▶ **Task objective**: The string "color" may appear on lines of the entries below; report how many such lines there are, and only that.

:: Given entries ::

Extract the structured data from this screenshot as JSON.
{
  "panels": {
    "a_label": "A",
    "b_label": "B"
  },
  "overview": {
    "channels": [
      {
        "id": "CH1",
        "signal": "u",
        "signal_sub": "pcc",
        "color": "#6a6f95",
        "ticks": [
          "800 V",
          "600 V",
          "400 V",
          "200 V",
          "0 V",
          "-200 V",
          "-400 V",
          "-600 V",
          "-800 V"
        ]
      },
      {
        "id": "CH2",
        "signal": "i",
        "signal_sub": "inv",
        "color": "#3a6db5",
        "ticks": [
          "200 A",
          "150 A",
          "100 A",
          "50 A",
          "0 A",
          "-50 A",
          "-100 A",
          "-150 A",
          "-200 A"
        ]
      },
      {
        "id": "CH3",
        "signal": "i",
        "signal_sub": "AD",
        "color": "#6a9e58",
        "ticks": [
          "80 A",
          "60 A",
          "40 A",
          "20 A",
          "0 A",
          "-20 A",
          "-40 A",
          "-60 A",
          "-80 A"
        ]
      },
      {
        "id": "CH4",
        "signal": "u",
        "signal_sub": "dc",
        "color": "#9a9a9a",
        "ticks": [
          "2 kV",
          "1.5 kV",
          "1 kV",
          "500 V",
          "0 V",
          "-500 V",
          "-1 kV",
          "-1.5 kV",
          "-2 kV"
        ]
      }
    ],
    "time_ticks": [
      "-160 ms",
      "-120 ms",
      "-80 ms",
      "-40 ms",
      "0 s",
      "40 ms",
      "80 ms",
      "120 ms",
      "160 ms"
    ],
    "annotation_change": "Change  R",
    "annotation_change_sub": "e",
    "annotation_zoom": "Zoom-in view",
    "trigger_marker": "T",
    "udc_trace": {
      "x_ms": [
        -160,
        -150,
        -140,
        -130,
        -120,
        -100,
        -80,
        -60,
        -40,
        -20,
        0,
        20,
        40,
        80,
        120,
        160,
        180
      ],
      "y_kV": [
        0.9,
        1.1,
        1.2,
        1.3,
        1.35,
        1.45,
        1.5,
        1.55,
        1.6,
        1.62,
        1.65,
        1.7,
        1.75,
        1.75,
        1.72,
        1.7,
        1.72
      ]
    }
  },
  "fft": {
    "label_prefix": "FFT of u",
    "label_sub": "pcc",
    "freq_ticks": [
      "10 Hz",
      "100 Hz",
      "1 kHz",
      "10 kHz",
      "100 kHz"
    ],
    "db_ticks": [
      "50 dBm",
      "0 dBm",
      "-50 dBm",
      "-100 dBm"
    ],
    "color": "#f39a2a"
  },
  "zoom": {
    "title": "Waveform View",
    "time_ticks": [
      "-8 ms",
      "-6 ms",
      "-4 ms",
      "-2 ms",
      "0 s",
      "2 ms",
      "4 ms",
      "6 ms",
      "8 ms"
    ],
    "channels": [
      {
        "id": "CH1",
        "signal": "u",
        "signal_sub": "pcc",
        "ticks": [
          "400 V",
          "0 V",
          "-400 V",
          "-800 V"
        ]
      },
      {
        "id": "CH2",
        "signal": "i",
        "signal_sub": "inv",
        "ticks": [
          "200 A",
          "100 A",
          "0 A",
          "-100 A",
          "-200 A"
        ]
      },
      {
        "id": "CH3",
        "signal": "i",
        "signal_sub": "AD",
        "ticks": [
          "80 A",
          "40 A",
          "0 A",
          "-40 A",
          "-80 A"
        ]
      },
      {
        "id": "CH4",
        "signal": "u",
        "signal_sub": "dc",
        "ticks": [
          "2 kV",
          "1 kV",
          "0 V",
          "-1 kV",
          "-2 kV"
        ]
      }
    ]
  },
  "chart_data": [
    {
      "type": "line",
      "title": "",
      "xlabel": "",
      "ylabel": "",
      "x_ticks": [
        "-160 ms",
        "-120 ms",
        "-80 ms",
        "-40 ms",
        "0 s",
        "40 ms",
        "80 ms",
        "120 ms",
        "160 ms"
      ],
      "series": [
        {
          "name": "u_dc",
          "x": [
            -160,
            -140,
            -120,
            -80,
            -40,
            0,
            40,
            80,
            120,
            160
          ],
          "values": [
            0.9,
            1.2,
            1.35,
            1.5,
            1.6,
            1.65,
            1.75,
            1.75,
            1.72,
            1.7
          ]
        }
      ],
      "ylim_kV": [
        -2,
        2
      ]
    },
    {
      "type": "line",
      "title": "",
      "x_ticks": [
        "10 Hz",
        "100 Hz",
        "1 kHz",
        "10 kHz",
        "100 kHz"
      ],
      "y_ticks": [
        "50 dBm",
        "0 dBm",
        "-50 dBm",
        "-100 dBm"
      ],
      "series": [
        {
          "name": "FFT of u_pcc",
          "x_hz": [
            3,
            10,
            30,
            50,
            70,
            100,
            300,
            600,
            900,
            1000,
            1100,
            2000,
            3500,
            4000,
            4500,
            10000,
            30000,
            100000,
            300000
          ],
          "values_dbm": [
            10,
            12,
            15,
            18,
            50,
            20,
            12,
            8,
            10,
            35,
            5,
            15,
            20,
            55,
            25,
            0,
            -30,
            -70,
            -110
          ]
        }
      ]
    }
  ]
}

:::

▶ **Written solution**: 5